**ACTIVITY:** Word for word, restate all the records; images are not part of the copy.

**RECORDED DATA:**
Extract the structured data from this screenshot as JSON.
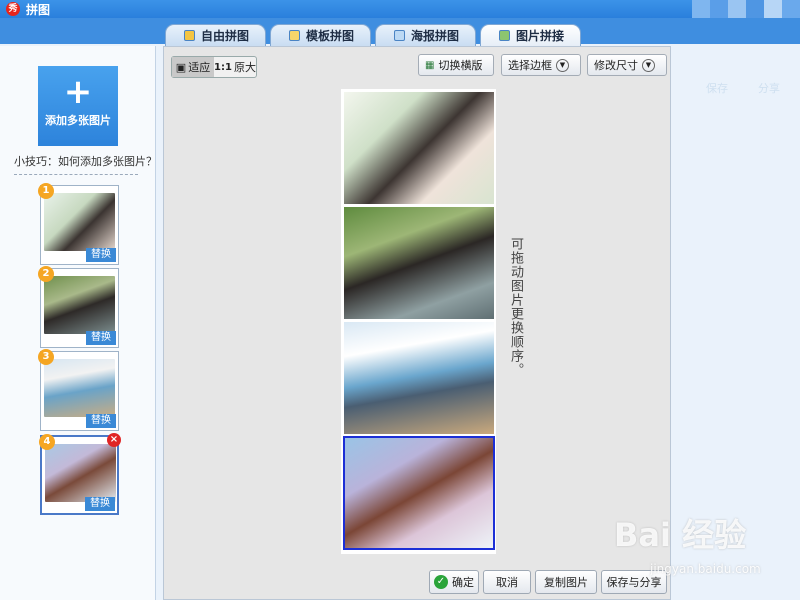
{
  "app": {
    "logo_text": "秀",
    "title": "拼图"
  },
  "tabs": [
    {
      "label": "自由拼图",
      "active": false,
      "icon": "free-collage-icon"
    },
    {
      "label": "模板拼图",
      "active": false,
      "icon": "template-icon"
    },
    {
      "label": "海报拼图",
      "active": false,
      "icon": "poster-icon"
    },
    {
      "label": "图片拼接",
      "active": true,
      "icon": "stitch-icon"
    }
  ],
  "left": {
    "add_button": {
      "plus": "+",
      "label": "添加多张图片"
    },
    "tip": "小技巧：如何添加多张图片？",
    "thumbnails": [
      {
        "number": "1",
        "replace": "替换",
        "selected": false
      },
      {
        "number": "2",
        "replace": "替换",
        "selected": false
      },
      {
        "number": "3",
        "replace": "替换",
        "selected": false
      },
      {
        "number": "4",
        "replace": "替换",
        "selected": true,
        "delete": "×"
      }
    ]
  },
  "toolbar": {
    "fit": "适应",
    "original_icon": "1:1",
    "original": "原大",
    "switch_layout": "切换横版",
    "select_border": "选择边框",
    "resize": "修改尺寸"
  },
  "hint_text": "可拖动图片更换顺序。",
  "bottom": {
    "confirm": "确定",
    "cancel": "取消",
    "copy": "复制图片",
    "save_share": "保存与分享"
  },
  "right": {
    "faint_tab_1": "保存",
    "faint_tab_2": "分享"
  },
  "watermark": {
    "main": "Bai 经验",
    "sub": "jingyan.baidu.com"
  },
  "colors": {
    "accent": "#2d83db",
    "title_bar": "#3c93e8",
    "selection": "#1c2fd6",
    "delete": "#e02525",
    "badge": "#f5a623"
  }
}
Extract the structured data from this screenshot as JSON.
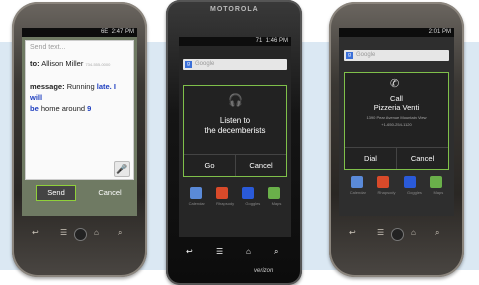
{
  "phone1": {
    "status": {
      "carrier": "6E",
      "time": "2:47 PM"
    },
    "message_ui": {
      "placeholder": "Send text...",
      "to_label": "to:",
      "recipient": "Allison Miller",
      "number": "734-555-0000",
      "message_label": "message:",
      "message_words": [
        "Running",
        "late.",
        "I will",
        "be",
        "home around",
        "9"
      ],
      "send_button": "Send",
      "cancel_button": "Cancel"
    }
  },
  "phone2": {
    "brand": "MOTOROLA",
    "bottom_brand": "verizon",
    "status": {
      "signal": "71",
      "time": "1:46 PM"
    },
    "search_hint": "Google",
    "dialog": {
      "title": "Listen to",
      "subtitle": "the decemberists",
      "go_button": "Go",
      "cancel_button": "Cancel"
    },
    "dock_labels": [
      "Calendar",
      "Rhapsody",
      "Goggles",
      "Maps"
    ]
  },
  "phone3": {
    "status": {
      "time": "2:01 PM"
    },
    "search_hint": "Google",
    "dialog": {
      "title": "Call",
      "place": "Pizzeria Venti",
      "address": "1390 Pear Avenue Mountain View",
      "phone": "+1-650-254-1120",
      "dial_button": "Dial",
      "cancel_button": "Cancel"
    },
    "dock_labels": [
      "Calendar",
      "Rhapsody",
      "Goggles",
      "Maps"
    ]
  },
  "colors": {
    "highlight": "#8fd03a",
    "accent_blue": "#2040c0",
    "band": "#dbe8f3"
  }
}
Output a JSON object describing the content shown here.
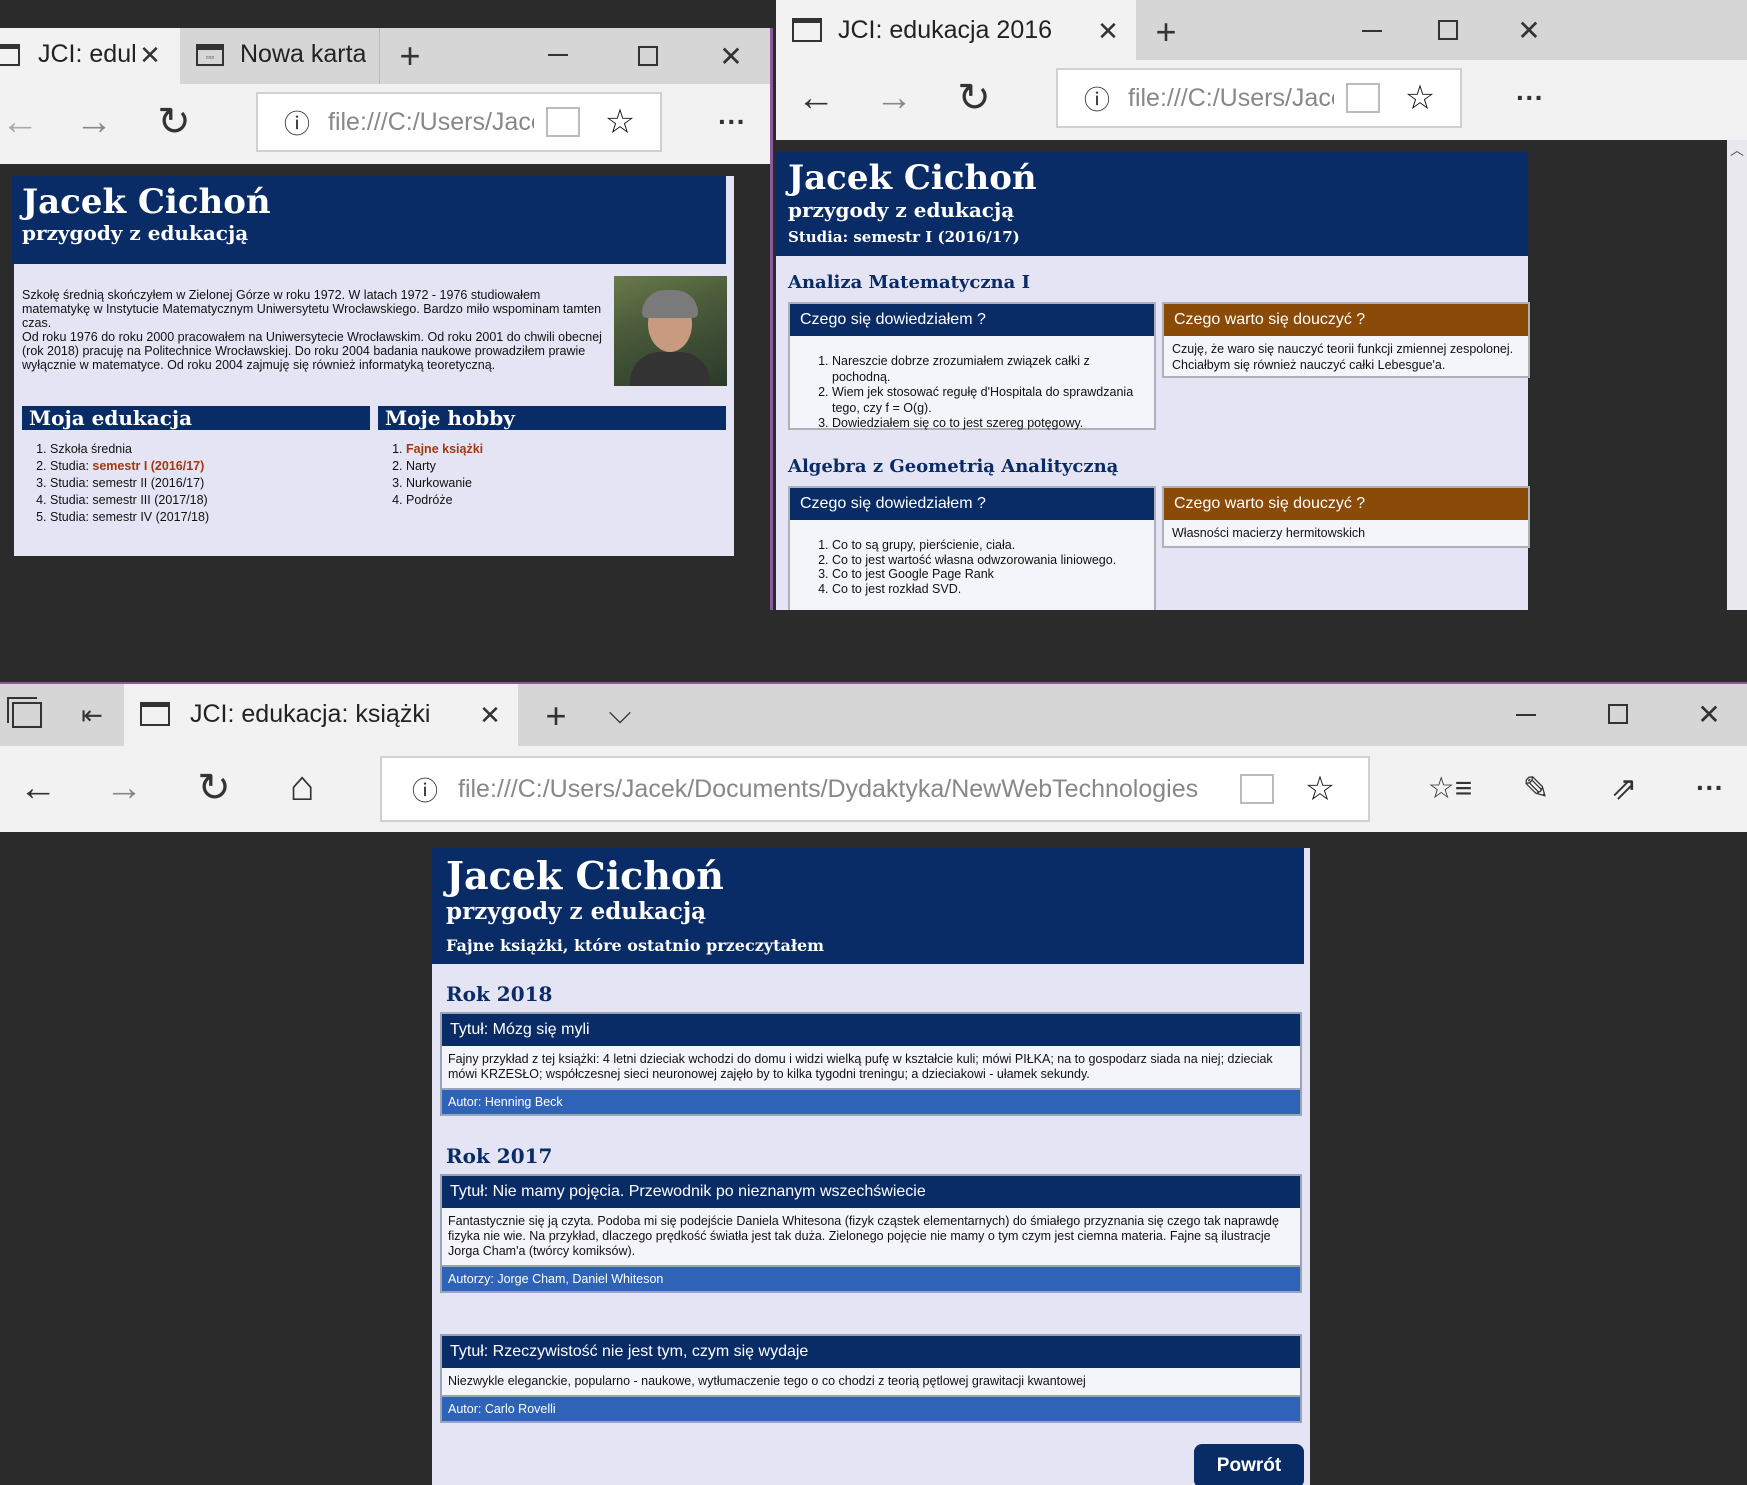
{
  "win1": {
    "tab1_title": "JCI: edul",
    "tab2_title": "Nowa karta",
    "url": "file:///C:/Users/Jacel",
    "page": {
      "name": "Jacek Cichoń",
      "subtitle": "przygody z edukacją",
      "para1": "Szkołę średnią skończyłem w Zielonej Górze w roku 1972. W latach 1972 - 1976 studiowałem matematykę w Instytucie Matematycznym Uniwersytetu Wrocławskiego. Bardzo miło wspominam tamten czas.",
      "para2": "Od roku 1976 do roku 2000 pracowałem na Uniwersytecie Wrocławskim. Od roku 2001 do chwili obecnej (rok 2018) pracuję na Politechnice Wrocławskiej. Do roku 2004 badania naukowe prowadziłem prawie wyłącznie w matematyce. Od roku 2004 zajmuję się również informatyką teoretyczną.",
      "edu_heading": "Moja edukacja",
      "hobby_heading": "Moje hobby",
      "edu_items": [
        "Szkoła średnia",
        "Studia: ",
        "Studia: semestr II (2016/17)",
        "Studia: semestr III (2017/18)",
        "Studia: semestr IV (2017/18)"
      ],
      "edu_link": "semestr I (2016/17)",
      "hobby_items": [
        "Fajne książki",
        "Narty",
        "Nurkowanie",
        "Podróże"
      ]
    }
  },
  "win2": {
    "tab_title": "JCI: edukacja 2016",
    "url": "file:///C:/Users/Jacel",
    "page": {
      "name": "Jacek Cichoń",
      "subtitle": "przygody z edukacją",
      "line3": "Studia: semestr I (2016/17)",
      "course1": "Analiza Matematyczna I",
      "course2": "Algebra z Geometrią Analityczną",
      "learned_h": "Czego się dowiedziałem ?",
      "tolearn_h": "Czego warto się douczyć ?",
      "c1_learned": [
        "Nareszcie dobrze zrozumiałem związek całki z pochodną.",
        "Wiem jek stosować regułę d'Hospitala do sprawdzania tego, czy f = O(g).",
        "Dowiedziałem się co to jest szereg potęgowy."
      ],
      "c1_tolearn": "Czuję, że waro się nauczyć teorii funkcji zmiennej zespolonej. Chciałbym się również nauczyć całki Lebesgue'a.",
      "c2_learned": [
        "Co to są grupy, pierścienie, ciała.",
        "Co to jest wartość własna odwzorowania liniowego.",
        "Co to jest Google Page Rank",
        "Co to jest rozkład SVD."
      ],
      "c2_tolearn": "Własności macierzy hermitowskich"
    }
  },
  "win3": {
    "tab_title": "JCI: edukacja: książki",
    "url": "file:///C:/Users/Jacek/Documents/Dydaktyka/NewWebTechnologies",
    "page": {
      "name": "Jacek Cichoń",
      "subtitle": "przygody z edukacją",
      "line3": "Fajne książki, które ostatnio przeczytałem",
      "year1": "Rok 2018",
      "year2": "Rok 2017",
      "books": [
        {
          "title": "Tytuł: Mózg się myli",
          "desc": "Fajny przykład z tej książki: 4 letni dzieciak wchodzi do domu i widzi wielką pufę w kształcie kuli; mówi PIŁKA; na to gospodarz siada na niej; dzieciak mówi KRZESŁO; współczesnej sieci neuronowej zajęło by to kilka tygodni treningu; a dzieciakowi - ułamek sekundy.",
          "author": "Autor: Henning Beck"
        },
        {
          "title": "Tytuł: Nie mamy pojęcia. Przewodnik po nieznanym wszechświecie",
          "desc": "Fantastycznie się ją czyta. Podoba mi się podejście Daniela Whitesona (fizyk cząstek elementarnych) do śmiałego przyznania się czego tak naprawdę fizyka nie wie. Na przykład, dlaczego prędkość światła jest tak duża. Zielonego pojęcie nie mamy o tym czym jest ciemna materia. Fajne są ilustracje Jorga Cham'a (twórcy komiksów).",
          "author": "Autorzy: Jorge Cham, Daniel Whiteson"
        },
        {
          "title": "Tytuł: Rzeczywistość nie jest tym, czym się wydaje",
          "desc": "Niezwykle eleganckie, popularno - naukowe, wytłumaczenie tego o co chodzi z teorią pętlowej grawitacji kwantowej",
          "author": "Autor: Carlo Rovelli"
        }
      ],
      "back_label": "Powrót"
    }
  },
  "icons": {
    "close": "✕",
    "plus": "+",
    "minimize": "—",
    "maximize": "☐",
    "more": "···",
    "back": "←",
    "forward": "→",
    "refresh": "↻",
    "home": "⌂",
    "info": "ⓘ",
    "star": "☆",
    "chevron": "⌵"
  }
}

**FINISHED EXERCISE:**
Extract the structured data from this screenshot as JSON.
{
  "app": {
    "logo_text": "秀",
    "title": "拼图"
  },
  "tabs": [
    {
      "label": "自由拼图",
      "active": false,
      "icon": "free-collage-icon"
    },
    {
      "label": "模板拼图",
      "active": false,
      "icon": "template-icon"
    },
    {
      "label": "海报拼图",
      "active": false,
      "icon": "poster-icon"
    },
    {
      "label": "图片拼接",
      "active": true,
      "icon": "stitch-icon"
    }
  ],
  "left": {
    "add_button": {
      "plus": "+",
      "label": "添加多张图片"
    },
    "tip": "小技巧：如何添加多张图片？",
    "thumbnails": [
      {
        "number": "1",
        "replace": "替换",
        "selected": false
      },
      {
        "number": "2",
        "replace": "替换",
        "selected": false
      },
      {
        "number": "3",
        "replace": "替换",
        "selected": false
      },
      {
        "number": "4",
        "replace": "替换",
        "selected": true,
        "delete": "×"
      }
    ]
  },
  "toolbar": {
    "fit": "适应",
    "original_icon": "1:1",
    "original": "原大",
    "switch_layout": "切换横版",
    "select_border": "选择边框",
    "resize": "修改尺寸"
  },
  "hint_text": "可拖动图片更换顺序。",
  "bottom": {
    "confirm": "确定",
    "cancel": "取消",
    "copy": "复制图片",
    "save_share": "保存与分享"
  },
  "right": {
    "faint_tab_1": "保存",
    "faint_tab_2": "分享"
  },
  "watermark": {
    "main": "Bai 经验",
    "sub": "jingyan.baidu.com"
  },
  "colors": {
    "accent": "#2d83db",
    "title_bar": "#3c93e8",
    "selection": "#1c2fd6",
    "delete": "#e02525",
    "badge": "#f5a623"
  }
}
Extract the structured data from this screenshot as JSON.
{
  "phone1": {
    "status": {
      "carrier": "6E",
      "time": "2:47 PM"
    },
    "message_ui": {
      "placeholder": "Send text...",
      "to_label": "to:",
      "recipient": "Allison Miller",
      "number": "734-555-0000",
      "message_label": "message:",
      "message_words": [
        "Running",
        "late.",
        "I will",
        "be",
        "home around",
        "9"
      ],
      "send_button": "Send",
      "cancel_button": "Cancel"
    }
  },
  "phone2": {
    "brand": "MOTOROLA",
    "bottom_brand": "verizon",
    "status": {
      "signal": "71",
      "time": "1:46 PM"
    },
    "search_hint": "Google",
    "dialog": {
      "title": "Listen to",
      "subtitle": "the decemberists",
      "go_button": "Go",
      "cancel_button": "Cancel"
    },
    "dock_labels": [
      "Calendar",
      "Rhapsody",
      "Goggles",
      "Maps"
    ]
  },
  "phone3": {
    "status": {
      "time": "2:01 PM"
    },
    "search_hint": "Google",
    "dialog": {
      "title": "Call",
      "place": "Pizzeria Venti",
      "address": "1390 Pear Avenue Mountain View",
      "phone": "+1-650-254-1120",
      "dial_button": "Dial",
      "cancel_button": "Cancel"
    },
    "dock_labels": [
      "Calendar",
      "Rhapsody",
      "Goggles",
      "Maps"
    ]
  },
  "colors": {
    "highlight": "#8fd03a",
    "accent_blue": "#2040c0",
    "band": "#dbe8f3"
  }
}
Output a JSON object describing the content shown here.
{
  "win1": {
    "tab1_title": "JCI: edul",
    "tab2_title": "Nowa karta",
    "url": "file:///C:/Users/Jacel",
    "page": {
      "name": "Jacek Cichoń",
      "subtitle": "przygody z edukacją",
      "para1": "Szkołę średnią skończyłem w Zielonej Górze w roku 1972. W latach 1972 - 1976 studiowałem matematykę w Instytucie Matematycznym Uniwersytetu Wrocławskiego. Bardzo miło wspominam tamten czas.",
      "para2": "Od roku 1976 do roku 2000 pracowałem na Uniwersytecie Wrocławskim. Od roku 2001 do chwili obecnej (rok 2018) pracuję na Politechnice Wrocławskiej. Do roku 2004 badania naukowe prowadziłem prawie wyłącznie w matematyce. Od roku 2004 zajmuję się również informatyką teoretyczną.",
      "edu_heading": "Moja edukacja",
      "hobby_heading": "Moje hobby",
      "edu_items": [
        "Szkoła średnia",
        "Studia: ",
        "Studia: semestr II (2016/17)",
        "Studia: semestr III (2017/18)",
        "Studia: semestr IV (2017/18)"
      ],
      "edu_link": "semestr I (2016/17)",
      "hobby_items": [
        "Fajne książki",
        "Narty",
        "Nurkowanie",
        "Podróże"
      ]
    }
  },
  "win2": {
    "tab_title": "JCI: edukacja 2016",
    "url": "file:///C:/Users/Jacel",
    "page": {
      "name": "Jacek Cichoń",
      "subtitle": "przygody z edukacją",
      "line3": "Studia: semestr I (2016/17)",
      "course1": "Analiza Matematyczna I",
      "course2": "Algebra z Geometrią Analityczną",
      "learned_h": "Czego się dowiedziałem ?",
      "tolearn_h": "Czego warto się douczyć ?",
      "c1_learned": [
        "Nareszcie dobrze zrozumiałem związek całki z pochodną.",
        "Wiem jek stosować regułę d'Hospitala do sprawdzania tego, czy f = O(g).",
        "Dowiedziałem się co to jest szereg potęgowy."
      ],
      "c1_tolearn": "Czuję, że waro się nauczyć teorii funkcji zmiennej zespolonej. Chciałbym się również nauczyć całki Lebesgue'a.",
      "c2_learned": [
        "Co to są grupy, pierścienie, ciała.",
        "Co to jest wartość własna odwzorowania liniowego.",
        "Co to jest Google Page Rank",
        "Co to jest rozkład SVD."
      ],
      "c2_tolearn": "Własności macierzy hermitowskich"
    }
  },
  "win3": {
    "tab_title": "JCI: edukacja: książki",
    "url": "file:///C:/Users/Jacek/Documents/Dydaktyka/NewWebTechnologies",
    "page": {
      "name": "Jacek Cichoń",
      "subtitle": "przygody z edukacją",
      "line3": "Fajne książki, które ostatnio przeczytałem",
      "year1": "Rok 2018",
      "year2": "Rok 2017",
      "books": [
        {
          "title": "Tytuł: Mózg się myli",
          "desc": "Fajny przykład z tej książki: 4 letni dzieciak wchodzi do domu i widzi wielką pufę w kształcie kuli; mówi PIŁKA; na to gospodarz siada na niej; dzieciak mówi KRZESŁO; współczesnej sieci neuronowej zajęło by to kilka tygodni treningu; a dzieciakowi - ułamek sekundy.",
          "author": "Autor: Henning Beck"
        },
        {
          "title": "Tytuł: Nie mamy pojęcia. Przewodnik po nieznanym wszechświecie",
          "desc": "Fantastycznie się ją czyta. Podoba mi się podejście Daniela Whitesona (fizyk cząstek elementarnych) do śmiałego przyznania się czego tak naprawdę fizyka nie wie. Na przykład, dlaczego prędkość światła jest tak duża. Zielonego pojęcie nie mamy o tym czym jest ciemna materia. Fajne są ilustracje Jorga Cham'a (twórcy komiksów).",
          "author": "Autorzy: Jorge Cham, Daniel Whiteson"
        },
        {
          "title": "Tytuł: Rzeczywistość nie jest tym, czym się wydaje",
          "desc": "Niezwykle eleganckie, popularno - naukowe, wytłumaczenie tego o co chodzi z teorią pętlowej grawitacji kwantowej",
          "author": "Autor: Carlo Rovelli"
        }
      ],
      "back_label": "Powrót"
    }
  },
  "icons": {
    "close": "✕",
    "plus": "+",
    "minimize": "—",
    "maximize": "☐",
    "more": "···",
    "back": "←",
    "forward": "→",
    "refresh": "↻",
    "home": "⌂",
    "info": "ⓘ",
    "star": "☆",
    "chevron": "⌵"
  }
}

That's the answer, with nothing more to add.